“There are jewelers in the Phoenix area that partner with classic car groups,” observes Hupp. “They will bring in watch vendors for pop-ups while having the classic cars shown in their parking lots on certain Saturdays. The days of the hard sell are over.”

            Ostbye

Still more exemplary moves include on-target signage and storytelling. Nancy Italia-Gajera, director, Aneri Jewels, recalls one campaign that featured “heartwarming stories of love and connection, paired with stunning visuals of our jewelry,” she says. “This resonated deeply with customers and resulted in increased engagement and sales.”

Other tips to strengthen marketing include visualization and tenacity. Namie recalls recent advice from a marketing guru whom she heard speak: “Write down three adjectives that describe your brand, would your employees and customers say the same thing?” she asks.Build your store personality around those that you want to reach and live your brand. Restart. Refresh. Refocus. As many times as you need, just don’t give up.”

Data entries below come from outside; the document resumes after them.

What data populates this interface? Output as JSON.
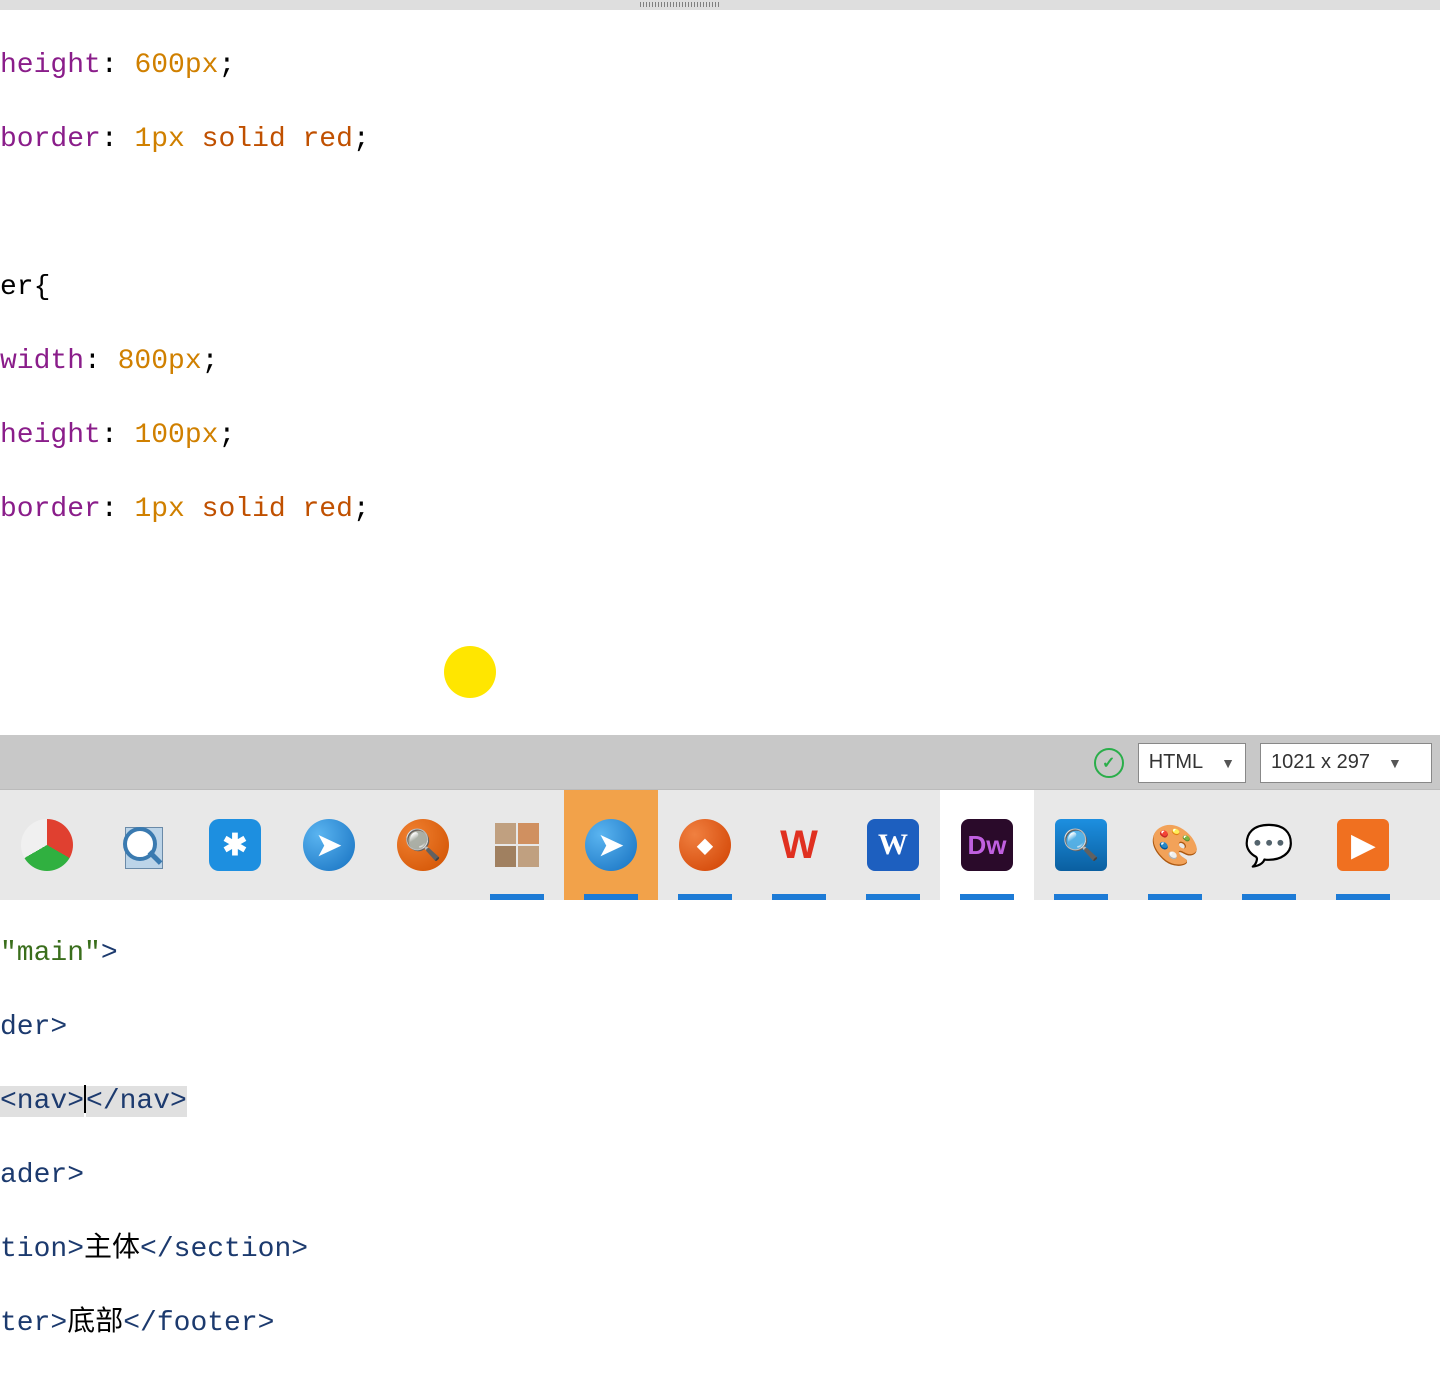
{
  "code": {
    "l1a": "height",
    "l1b": ": ",
    "l1c": "600px",
    "l1d": ";",
    "l2a": "border",
    "l2b": ": ",
    "l2c": "1px",
    "l2d": " ",
    "l2e": "solid",
    "l2f": " ",
    "l2g": "red",
    "l2h": ";",
    "l3": "",
    "l4a": "er{",
    "l4": "",
    "l5a": "width",
    "l5b": ": ",
    "l5c": "800px",
    "l5d": ";",
    "l6a": "height",
    "l6b": ": ",
    "l6c": "100px",
    "l6d": ";",
    "l7a": "border",
    "l7b": ": ",
    "l7c": "1px",
    "l7d": " ",
    "l7e": "solid",
    "l7f": " ",
    "l7g": "red",
    "l7h": ";",
    "l13a": "\"main\"",
    "l13b": ">",
    "l14a": "der>",
    "l14": "",
    "l15a": "<nav>",
    "l15b": "</nav>",
    "l16a": "ader>",
    "l16": "",
    "l17a": "tion>",
    "l17b": "主体",
    "l17c": "</section>",
    "l18a": "ter>",
    "l18b": "底部",
    "l18c": "</footer>"
  },
  "status": {
    "language": "HTML",
    "dimensions": "1021 x 297"
  },
  "taskbar": {
    "items": [
      {
        "name": "tuji"
      },
      {
        "name": "page-viewer"
      },
      {
        "name": "star-app"
      },
      {
        "name": "dingtalk-1"
      },
      {
        "name": "everything-search"
      },
      {
        "name": "photos"
      },
      {
        "name": "dingtalk-2"
      },
      {
        "name": "diamond-app"
      },
      {
        "name": "wps-office"
      },
      {
        "name": "microsoft-word"
      },
      {
        "name": "dreamweaver"
      },
      {
        "name": "image-viewer"
      },
      {
        "name": "paint"
      },
      {
        "name": "wechat"
      },
      {
        "name": "video-player"
      }
    ]
  }
}
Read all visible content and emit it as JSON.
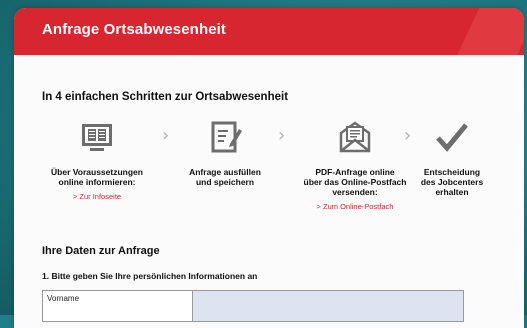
{
  "header": {
    "title": "Anfrage Ortsabwesenheit"
  },
  "intro": {
    "heading": "In 4 einfachen Schritten zur Ortsabwesenheit"
  },
  "steps": [
    {
      "icon": "book-screen-icon",
      "label_line1": "Über Voraussetzungen",
      "label_line2": "online informieren:",
      "label_line3": "",
      "link": "> Zur Infoseite"
    },
    {
      "icon": "edit-form-icon",
      "label_line1": "Anfrage ausfüllen",
      "label_line2": "und speichern",
      "label_line3": "",
      "link": ""
    },
    {
      "icon": "mail-envelope-icon",
      "label_line1": "PDF-Anfrage online",
      "label_line2": "über das Online-Postfach",
      "label_line3": "versenden:",
      "link": "> Zum Online-Postfach"
    },
    {
      "icon": "checkmark-icon",
      "label_line1": "Entscheidung",
      "label_line2": "des Jobcenters",
      "label_line3": "erhalten",
      "link": ""
    }
  ],
  "section": {
    "title": "Ihre Daten zur Anfrage",
    "subtitle": "1. Bitte geben Sie Ihre persönlichen Informationen an"
  },
  "form": {
    "first_name_label": "Vorname",
    "first_name_value": ""
  },
  "colors": {
    "brand_red": "#d7262f",
    "background_teal": "#1e7f86",
    "input_blue": "#dbe4f0"
  }
}
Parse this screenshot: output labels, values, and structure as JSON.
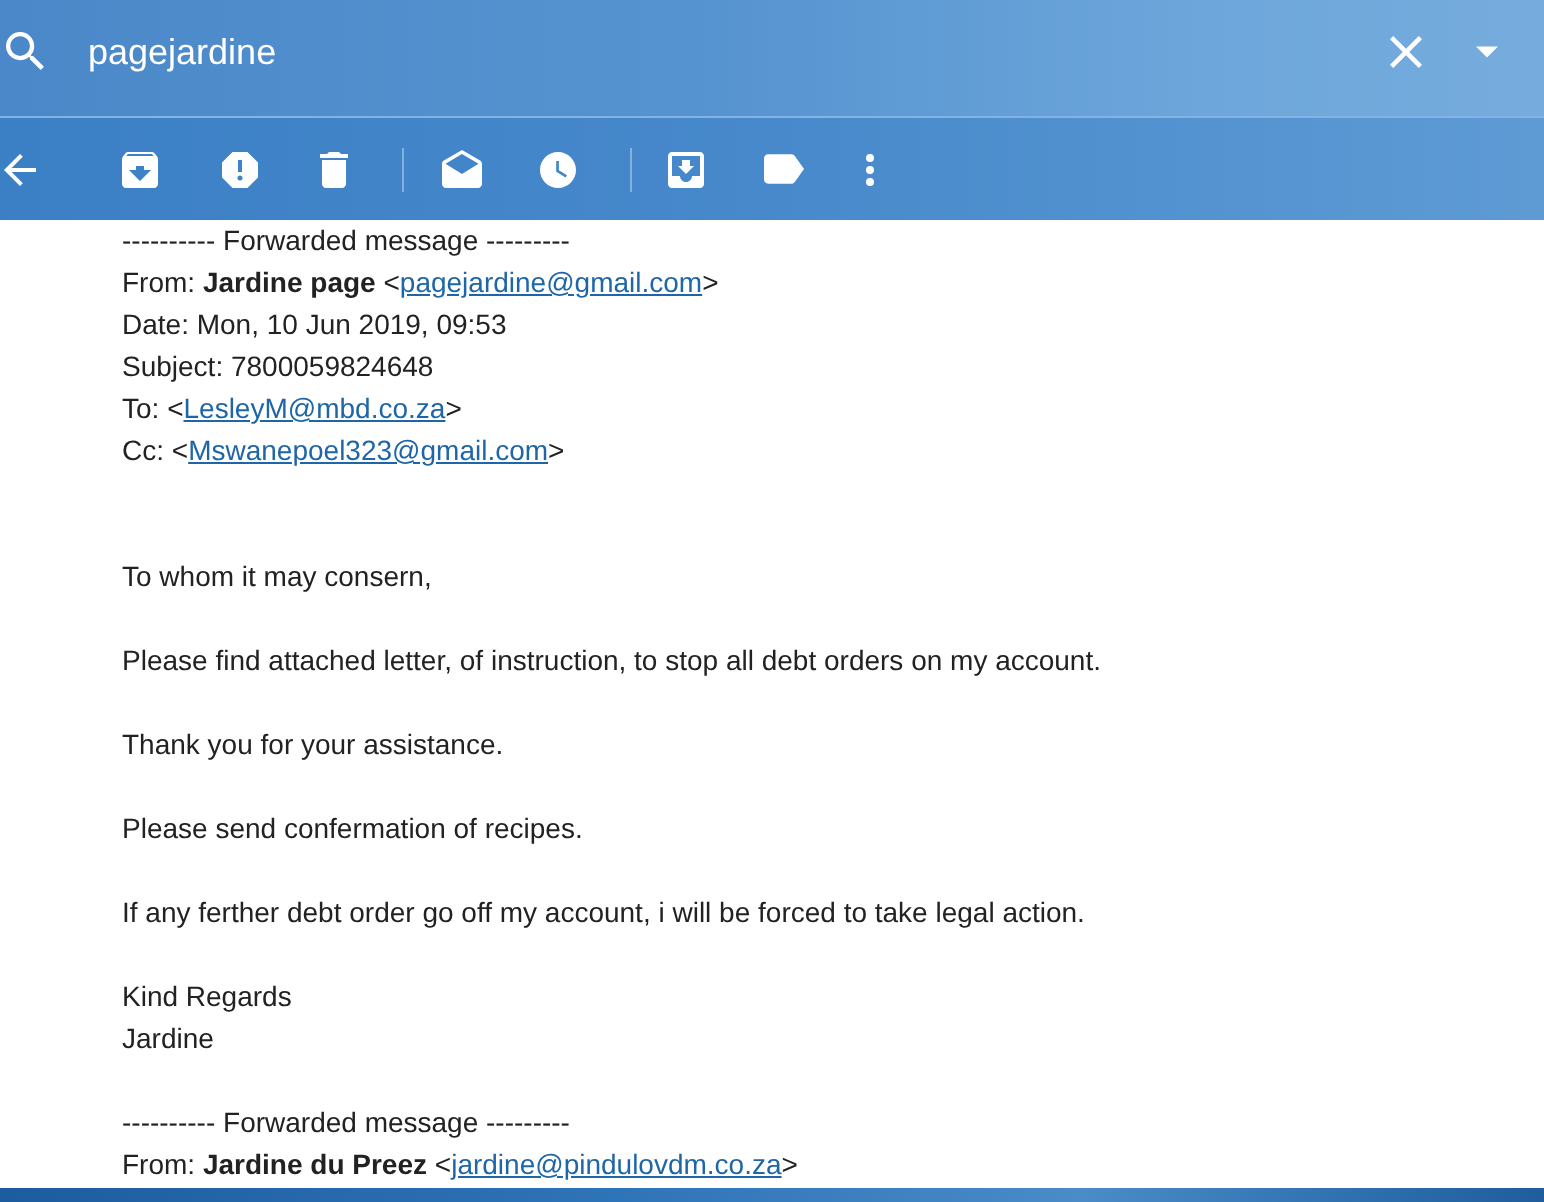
{
  "search": {
    "value": "pagejardine"
  },
  "message": {
    "forwarded_header": [
      {
        "kind": "separator",
        "text": "---------- Forwarded message ---------"
      },
      {
        "kind": "address",
        "before": "From: **Jardine page** <",
        "link": "pagejardine@gmail.com",
        "after": ">"
      },
      {
        "kind": "field",
        "text": "Date: Mon, 10 Jun 2019, 09:53"
      },
      {
        "kind": "field",
        "text": "Subject: 7800059824648"
      },
      {
        "kind": "address",
        "before": "To: <",
        "link": "LesleyM@mbd.co.za",
        "after": ">"
      },
      {
        "kind": "address",
        "before": "Cc: <",
        "link": "Mswanepoel323@gmail.com",
        "after": ">"
      }
    ],
    "body": [
      "To whom it may consern,",
      "Please find attached letter, of instruction, to stop all debt orders on my account.",
      "Thank you for your assistance.",
      "Please send confermation of recipes.",
      "If any ferther debt order go off my account, i will be forced to take legal action."
    ],
    "signoff": [
      "Kind Regards",
      "Jardine"
    ],
    "forwarded_header_2": [
      {
        "kind": "separator",
        "text": "---------- Forwarded message ---------"
      },
      {
        "kind": "address",
        "before": "From: **Jardine du Preez** <",
        "link": "jardine@pindulovdm.co.za",
        "after": ">"
      }
    ]
  }
}
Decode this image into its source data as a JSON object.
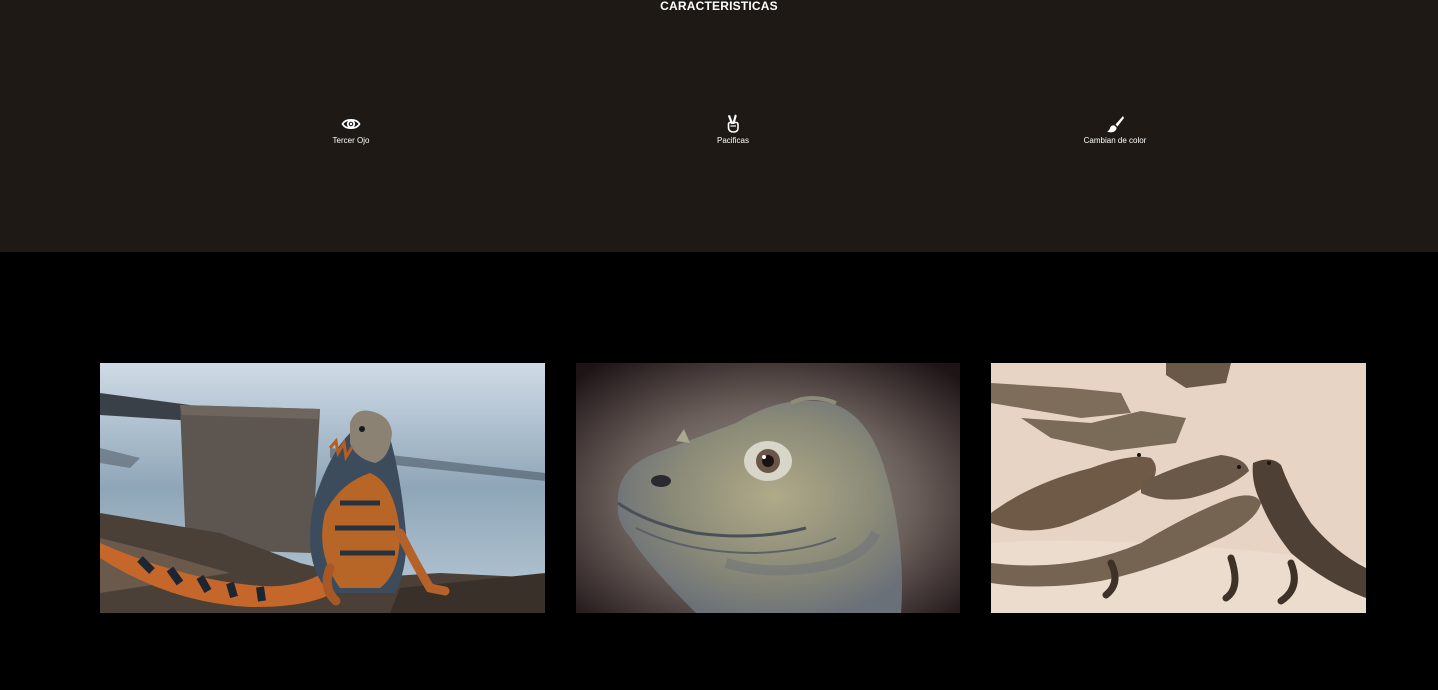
{
  "features": {
    "title": "CARACTERISTICAS",
    "items": [
      {
        "icon": "eye-icon",
        "label": "Tercer Ojo"
      },
      {
        "icon": "peace-hand-icon",
        "label": "Pacificas"
      },
      {
        "icon": "paint-brush-icon",
        "label": "Cambian de color"
      }
    ]
  },
  "gallery": {
    "photos": [
      {
        "subject": "orange and black iguana on rocks by the sea"
      },
      {
        "subject": "close-up of a grey iguana head"
      },
      {
        "subject": "group of iguanas on sand"
      }
    ]
  },
  "colors": {
    "features_background": "#1e1914",
    "gallery_background": "#000000",
    "text": "#ffffff"
  }
}
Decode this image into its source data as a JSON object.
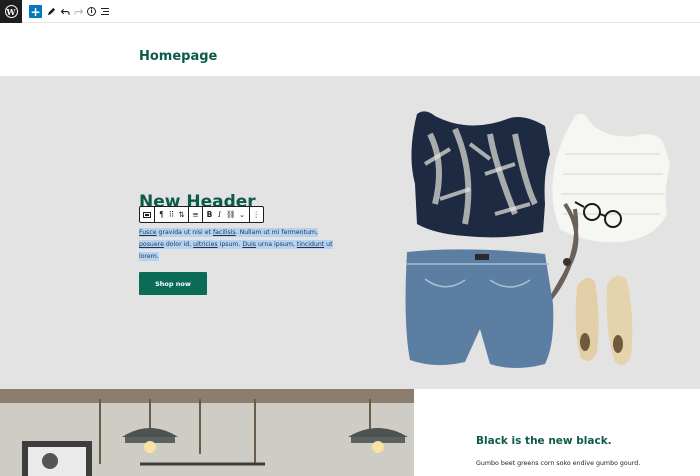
{
  "toolbar": {
    "wp_logo": "W",
    "add_icon": "+",
    "edit_icon": "pencil-icon",
    "undo_icon": "undo-icon",
    "redo_icon": "redo-icon",
    "info_icon": "info-icon",
    "list_view_icon": "list-view-icon"
  },
  "page": {
    "title": "Homepage"
  },
  "hero": {
    "heading": "New Header",
    "paragraph_parts": [
      {
        "text": "Fusce",
        "link": true
      },
      {
        "text": " gravida ut nisi et ",
        "link": false
      },
      {
        "text": "facilisis",
        "link": true
      },
      {
        "text": ". Nullam ut mi fermentum, ",
        "link": false
      },
      {
        "text": "posuere",
        "link": true
      },
      {
        "text": " dolor id, ",
        "link": false
      },
      {
        "text": "ultricies",
        "link": true
      },
      {
        "text": " ipsum. ",
        "link": false
      },
      {
        "text": "Duis",
        "link": true
      },
      {
        "text": " urna ipsum, ",
        "link": false
      },
      {
        "text": "tincidunt",
        "link": true
      },
      {
        "text": " ut lorem.",
        "link": false
      }
    ],
    "button_label": "Shop now",
    "colors": {
      "background": "#e3e3e3",
      "heading": "#0c5a4a",
      "button": "#0c6b56",
      "selection": "#b6d2f2"
    }
  },
  "block_toolbar": {
    "items": [
      {
        "name": "block-type-icon",
        "group": 0
      },
      {
        "name": "paragraph-icon",
        "label": "¶",
        "group": 1
      },
      {
        "name": "drag-handle-icon",
        "label": "⠿",
        "group": 1
      },
      {
        "name": "move-up-down-icon",
        "label": "⇅",
        "group": 1
      },
      {
        "name": "align-left-icon",
        "label": "≡",
        "group": 2
      },
      {
        "name": "bold-icon",
        "label": "B",
        "group": 3
      },
      {
        "name": "italic-icon",
        "label": "I",
        "group": 3
      },
      {
        "name": "link-icon",
        "label": "⛓",
        "group": 3
      },
      {
        "name": "more-formatting-icon",
        "label": "⌄",
        "group": 3
      },
      {
        "name": "more-options-icon",
        "label": "⋮",
        "group": 4
      }
    ]
  },
  "media_text": {
    "heading": "Black is the new black.",
    "body": "Gumbo beet greens corn soko endive gumbo gourd."
  }
}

Know your customer and how they like to be communicated with, offer customized content and personalization, foster transparency and trust, and “engage in value-driven marketing that resonates with customers’ beliefs,” says Jain.

More toolbox tactics should include Reels, holiday fliers, and other creative that celebrates the products. “Audiences today want to see real-life images,” insists Namie.

“It’s business suicide if a wholesaler isn’t providing all the assets (digital and physical) to customers to allow them to market products,” adds Hupp. “Give clients the tools and let them speak to their clientele the best way they know how. Often you see larger vendors forcing a direction. When that happens, the messages are often lost due to the variation in the markets. Give retailers options in their assets to use what they believe works best.”

Shefi Diamonds

Private-label products and created content, including how-to’s and trends, can also appeal to customers, says Heather Brown, vice president of content and editorial for The Kingswood Company.

“When consumers return home with a branded product … it’s like taking out a mini billboard in their home,” she says with her company’s jewelry cleaning products in mind. “Our company offers customers a number of resources to support their marketing efforts.”